● **DATASET RECORDS**:

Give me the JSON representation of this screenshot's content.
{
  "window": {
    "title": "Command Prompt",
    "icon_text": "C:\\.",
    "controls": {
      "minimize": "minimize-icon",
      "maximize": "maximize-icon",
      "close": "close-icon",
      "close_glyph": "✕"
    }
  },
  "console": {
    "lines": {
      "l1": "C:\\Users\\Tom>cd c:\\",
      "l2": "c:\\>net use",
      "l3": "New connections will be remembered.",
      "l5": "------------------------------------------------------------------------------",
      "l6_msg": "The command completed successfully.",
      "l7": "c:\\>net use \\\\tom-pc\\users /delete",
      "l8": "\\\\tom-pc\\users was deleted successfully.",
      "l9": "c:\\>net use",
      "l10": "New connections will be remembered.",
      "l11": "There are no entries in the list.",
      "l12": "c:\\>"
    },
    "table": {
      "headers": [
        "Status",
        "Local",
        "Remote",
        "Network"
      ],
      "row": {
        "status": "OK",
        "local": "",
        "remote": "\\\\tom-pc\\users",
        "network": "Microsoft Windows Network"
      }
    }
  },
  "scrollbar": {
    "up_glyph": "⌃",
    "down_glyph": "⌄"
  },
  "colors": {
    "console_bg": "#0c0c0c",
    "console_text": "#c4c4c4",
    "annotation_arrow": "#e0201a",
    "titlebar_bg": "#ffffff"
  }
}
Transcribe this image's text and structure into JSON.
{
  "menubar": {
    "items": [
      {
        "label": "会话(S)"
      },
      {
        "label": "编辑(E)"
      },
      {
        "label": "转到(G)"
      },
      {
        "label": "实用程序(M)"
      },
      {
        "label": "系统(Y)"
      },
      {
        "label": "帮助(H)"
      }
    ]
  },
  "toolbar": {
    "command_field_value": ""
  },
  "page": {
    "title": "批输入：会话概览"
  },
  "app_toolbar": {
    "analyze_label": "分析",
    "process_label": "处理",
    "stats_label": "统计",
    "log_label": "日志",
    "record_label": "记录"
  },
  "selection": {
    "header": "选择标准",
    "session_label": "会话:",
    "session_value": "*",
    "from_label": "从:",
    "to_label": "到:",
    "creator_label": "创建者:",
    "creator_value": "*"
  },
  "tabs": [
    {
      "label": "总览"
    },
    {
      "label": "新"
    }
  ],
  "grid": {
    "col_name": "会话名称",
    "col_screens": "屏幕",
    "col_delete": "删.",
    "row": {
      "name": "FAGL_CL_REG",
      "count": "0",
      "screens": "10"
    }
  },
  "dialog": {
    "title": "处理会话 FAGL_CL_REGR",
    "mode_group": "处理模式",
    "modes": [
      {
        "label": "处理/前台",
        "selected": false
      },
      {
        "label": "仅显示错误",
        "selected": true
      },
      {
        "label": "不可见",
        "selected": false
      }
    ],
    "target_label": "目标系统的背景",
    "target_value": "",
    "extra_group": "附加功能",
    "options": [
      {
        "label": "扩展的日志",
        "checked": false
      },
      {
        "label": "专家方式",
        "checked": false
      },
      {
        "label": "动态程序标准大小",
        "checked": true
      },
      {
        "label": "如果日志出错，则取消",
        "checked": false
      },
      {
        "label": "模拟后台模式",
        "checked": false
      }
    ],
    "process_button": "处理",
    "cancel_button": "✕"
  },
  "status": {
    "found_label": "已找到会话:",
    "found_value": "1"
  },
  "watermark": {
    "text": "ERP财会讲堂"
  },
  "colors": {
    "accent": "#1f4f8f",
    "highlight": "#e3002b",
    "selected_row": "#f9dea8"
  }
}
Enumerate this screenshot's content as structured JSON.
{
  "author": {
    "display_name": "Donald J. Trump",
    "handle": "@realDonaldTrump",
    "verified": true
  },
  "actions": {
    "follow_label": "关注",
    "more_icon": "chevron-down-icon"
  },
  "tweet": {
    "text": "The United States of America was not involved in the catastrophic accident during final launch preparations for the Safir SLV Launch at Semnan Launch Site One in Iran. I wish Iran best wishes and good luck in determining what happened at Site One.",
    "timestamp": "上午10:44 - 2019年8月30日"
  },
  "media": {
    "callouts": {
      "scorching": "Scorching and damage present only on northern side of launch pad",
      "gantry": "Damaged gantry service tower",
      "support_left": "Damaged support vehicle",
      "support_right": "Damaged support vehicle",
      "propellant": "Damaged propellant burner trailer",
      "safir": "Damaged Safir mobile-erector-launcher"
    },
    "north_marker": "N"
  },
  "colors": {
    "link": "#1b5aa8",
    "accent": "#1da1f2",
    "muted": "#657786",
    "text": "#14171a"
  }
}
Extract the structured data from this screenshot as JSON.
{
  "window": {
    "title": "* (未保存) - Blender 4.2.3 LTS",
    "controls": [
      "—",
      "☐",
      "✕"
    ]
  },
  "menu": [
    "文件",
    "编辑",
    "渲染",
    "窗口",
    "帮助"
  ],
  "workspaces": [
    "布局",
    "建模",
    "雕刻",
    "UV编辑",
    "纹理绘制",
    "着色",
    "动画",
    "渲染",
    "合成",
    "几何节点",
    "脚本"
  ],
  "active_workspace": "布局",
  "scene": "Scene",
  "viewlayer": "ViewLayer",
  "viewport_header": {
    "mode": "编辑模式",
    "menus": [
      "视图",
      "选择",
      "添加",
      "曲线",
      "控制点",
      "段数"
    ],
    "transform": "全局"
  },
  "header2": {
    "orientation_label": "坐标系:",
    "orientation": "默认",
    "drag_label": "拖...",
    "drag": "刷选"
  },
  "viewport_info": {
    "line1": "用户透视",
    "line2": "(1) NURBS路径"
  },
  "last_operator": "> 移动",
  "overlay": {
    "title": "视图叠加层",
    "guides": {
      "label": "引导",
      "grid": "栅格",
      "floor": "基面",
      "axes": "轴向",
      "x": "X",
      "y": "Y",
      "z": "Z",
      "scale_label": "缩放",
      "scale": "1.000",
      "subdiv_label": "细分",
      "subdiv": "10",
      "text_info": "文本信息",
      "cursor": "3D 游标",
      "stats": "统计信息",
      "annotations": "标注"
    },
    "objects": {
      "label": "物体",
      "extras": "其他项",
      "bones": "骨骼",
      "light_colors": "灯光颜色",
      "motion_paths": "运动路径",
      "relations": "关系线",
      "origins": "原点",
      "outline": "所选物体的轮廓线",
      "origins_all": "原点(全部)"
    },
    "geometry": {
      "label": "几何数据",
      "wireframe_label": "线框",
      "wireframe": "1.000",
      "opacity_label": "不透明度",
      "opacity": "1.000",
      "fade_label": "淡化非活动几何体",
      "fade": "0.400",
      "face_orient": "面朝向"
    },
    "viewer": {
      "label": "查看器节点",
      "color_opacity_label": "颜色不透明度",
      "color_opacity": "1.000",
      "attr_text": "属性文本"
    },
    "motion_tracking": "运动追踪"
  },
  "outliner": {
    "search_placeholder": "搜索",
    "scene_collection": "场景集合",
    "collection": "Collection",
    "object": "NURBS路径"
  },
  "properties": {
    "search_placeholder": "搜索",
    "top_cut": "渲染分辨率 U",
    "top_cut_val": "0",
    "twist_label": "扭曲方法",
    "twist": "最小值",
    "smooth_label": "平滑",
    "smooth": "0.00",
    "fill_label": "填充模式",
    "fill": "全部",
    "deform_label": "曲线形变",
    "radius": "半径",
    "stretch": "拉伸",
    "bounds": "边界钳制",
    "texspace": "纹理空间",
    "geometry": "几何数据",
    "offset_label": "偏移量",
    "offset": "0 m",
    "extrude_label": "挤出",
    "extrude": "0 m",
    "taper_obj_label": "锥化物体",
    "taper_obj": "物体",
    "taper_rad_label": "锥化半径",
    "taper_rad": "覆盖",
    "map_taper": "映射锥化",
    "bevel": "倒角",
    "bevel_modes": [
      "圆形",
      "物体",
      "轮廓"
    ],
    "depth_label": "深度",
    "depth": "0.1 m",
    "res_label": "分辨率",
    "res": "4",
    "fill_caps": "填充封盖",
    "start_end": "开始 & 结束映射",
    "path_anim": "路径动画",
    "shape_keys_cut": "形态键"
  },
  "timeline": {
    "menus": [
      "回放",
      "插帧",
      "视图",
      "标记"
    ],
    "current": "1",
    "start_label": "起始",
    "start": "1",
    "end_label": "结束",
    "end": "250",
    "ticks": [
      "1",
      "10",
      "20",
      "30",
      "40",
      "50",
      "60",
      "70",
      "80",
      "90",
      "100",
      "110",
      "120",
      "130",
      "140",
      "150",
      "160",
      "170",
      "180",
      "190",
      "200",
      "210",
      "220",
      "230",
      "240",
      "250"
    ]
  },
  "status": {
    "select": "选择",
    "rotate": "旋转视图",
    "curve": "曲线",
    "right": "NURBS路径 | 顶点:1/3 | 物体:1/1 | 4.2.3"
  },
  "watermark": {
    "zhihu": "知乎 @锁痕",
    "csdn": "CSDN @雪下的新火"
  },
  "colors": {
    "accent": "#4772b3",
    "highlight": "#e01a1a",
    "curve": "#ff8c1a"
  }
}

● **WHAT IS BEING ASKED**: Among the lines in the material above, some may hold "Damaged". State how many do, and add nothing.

● **ANSWER SECTION**: 5